Quality signals google use:

Structured data

Structured data mark-up such as schema has shown a high correlation with highly ranking websites. Although it is important not to abuse schema. Previously SEOs have used fake schema user ratings to increase a sites click through rate in the search results. Google are now very strict about showing the data in the search results and will only show it if they think the site is good enough.

Content and keywords

Do not keyword stuff in the title tag, alt tags and internal links. This is keyword stuffing and will count as a poor quality signal that can trigger a panda penalty. Instead use natural language, with the hummingbird update google has become a lot better at understanding natural language and what your content is about.

A site that had been hit by panda changed its product prices and shortly after gained rankings. Changing the price on your site is unlikely to affect your rankings. What may have happened here is when users visited the site and saw high prices they may have browsed a few pages and left back to google to find a site with more competitive prices. John Mueller has confirmed; if visitors from google look at your site then goes back to the search results and visit another site this is a poor quality signal and will result in ranking decreases / panda quality issues.

A good way to avoid issues like this is to not include any pricing information on your site. This is an old marketing tactic that forces customers to inquire about your pricing via email or phone.

Use a good website structure
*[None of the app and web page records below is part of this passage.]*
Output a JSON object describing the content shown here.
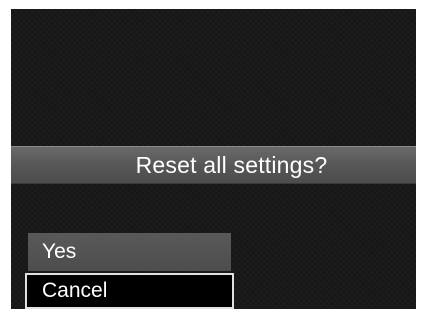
{
  "dialog": {
    "title": "Reset all settings?",
    "options": [
      {
        "label": "Yes",
        "selected": false
      },
      {
        "label": "Cancel",
        "selected": true
      }
    ]
  }
}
John Mueller also confirmed that they prefer shorter urls. Traditionally google have stated that shorter urls help users to find and remember web addresses on your site and share them. For example it is a lot easier for someone to remember “” than “”. Longer urls can also be correlated with spammy websites. Because Google uses ranking signals from keywords in your urls most “made for seo” spammy websites will try to stuff all their keywords in their pages urls. This also relates to near duplicate content. This can occur when an ecommerce website uses too many pages for variations of the same product. For example a site that sells aviator sunglasses could have a page for each colour.

Not only are these urls longer than necessary but often the content of each page will be extremely similar (what value can you really add to the content of each colour variation).

Although panda is an “on-page” algorithm there has been a confirmed connection between anchor text in links from external sites and the number of people that search for that anchor text in google. For example if your sites brand name is “example brand” and you have 100 links with the same anchor text pointing to that site, google will expect a certain number of people to be searching for “example brand”. If nobody is searching for that query but you have 100 links with the same anchor text this looks extremely suspicious and google will think these are links you have built and not naturally earned.